Cosette had led a fairly sheltered life where her family supplied her every whim so moving into the cottage did become quite a change for her. Their horses had been taken over by the Germans so her love for riding and jumping had come to a stop. She, nor anyone else in the family, was allowed to go near their old home. All she had left to entertain her were walks to the lake. But these she found were quite dangerous as three German soldiers captured her with the intent of rape. Her rescuer turned out to be a German officer that caught her attention as well as her heart.

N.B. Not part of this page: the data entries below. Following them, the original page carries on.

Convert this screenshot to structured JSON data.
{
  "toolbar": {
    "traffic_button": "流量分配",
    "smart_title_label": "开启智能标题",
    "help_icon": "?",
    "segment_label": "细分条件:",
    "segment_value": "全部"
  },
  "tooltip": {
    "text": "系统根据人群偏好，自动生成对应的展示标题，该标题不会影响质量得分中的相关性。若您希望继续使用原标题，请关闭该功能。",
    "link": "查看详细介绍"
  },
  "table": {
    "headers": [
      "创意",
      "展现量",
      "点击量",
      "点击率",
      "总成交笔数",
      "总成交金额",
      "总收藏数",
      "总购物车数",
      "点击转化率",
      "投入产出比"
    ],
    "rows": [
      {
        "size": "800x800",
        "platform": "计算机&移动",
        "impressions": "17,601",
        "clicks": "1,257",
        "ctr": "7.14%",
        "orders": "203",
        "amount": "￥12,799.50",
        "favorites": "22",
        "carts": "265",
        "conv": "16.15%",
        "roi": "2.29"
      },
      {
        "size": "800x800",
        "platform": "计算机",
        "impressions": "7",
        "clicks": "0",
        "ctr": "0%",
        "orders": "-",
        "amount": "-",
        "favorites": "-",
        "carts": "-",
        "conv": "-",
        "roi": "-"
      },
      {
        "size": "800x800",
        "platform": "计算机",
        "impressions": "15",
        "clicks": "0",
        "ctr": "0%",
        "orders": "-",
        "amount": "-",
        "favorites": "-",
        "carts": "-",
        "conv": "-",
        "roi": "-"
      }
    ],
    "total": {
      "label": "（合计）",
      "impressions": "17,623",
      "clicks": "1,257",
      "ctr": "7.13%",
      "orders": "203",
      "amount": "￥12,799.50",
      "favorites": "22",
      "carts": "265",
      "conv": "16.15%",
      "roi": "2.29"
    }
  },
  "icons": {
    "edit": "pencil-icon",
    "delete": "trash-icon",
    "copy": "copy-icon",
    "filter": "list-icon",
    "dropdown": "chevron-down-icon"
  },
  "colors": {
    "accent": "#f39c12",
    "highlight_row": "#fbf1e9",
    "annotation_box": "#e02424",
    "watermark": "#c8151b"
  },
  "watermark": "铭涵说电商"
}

My Enemy My Love is another of those books that I almost didn’t read. I enjoy reading some history but have never enjoyed reading anything written about WWI or WWII. It’s always given me a ‘dark’ feeling about life during this time. But, as I’ve stated before, I will read at least the first 50 pages of any book before declining. My Enemy My Love turned out to be another of those books that I just kept going after the first 50 pages. Yes, it still gave me my ‘dark’ feeling but it also showed me the strength people find deep inside themselves when faced with the dangers of war and injustice. I find myself wondering if I could be so brave. Could I risk my own life to help my country? Would I hate ALL of those that brought this pain upon my world or would I look at them as just doing what they are told and must by their own leaders? Could I actually love one of them knowing that if found out I would be considered a traitor even by my own family? Through My Enemy My Love, Author James Walker has given me many mixed emotions and feelings making it difficult to answer any of these questions for myself. This is truly a great book that took not only a strong imagination but an awful lot of research. See, other than the main characters, most of the other characters are real and went through what he epics within this writing.
A message from the Author – The book was dedicated to my wife but perhaps I should have dedicated it to my grandfather who was still suffering from the physical and mental impact that the Great War had on him more than 50 years after it ended. I also have a German great-grandfather , which has influenced my perspective on the two world wars, and a love of French history which made the research a pleasure rather than a pain. My other grandfather, who died before I was born was an ‘old contemptible’ at Mons in August 1914 and a cavalryman to boot, so I have watched the successful war film War Horse recently with some emotion knowing that he was caught up in the madness of sending horses against machine guns!
Review Stir, Laugh, Repeat at Amazon.com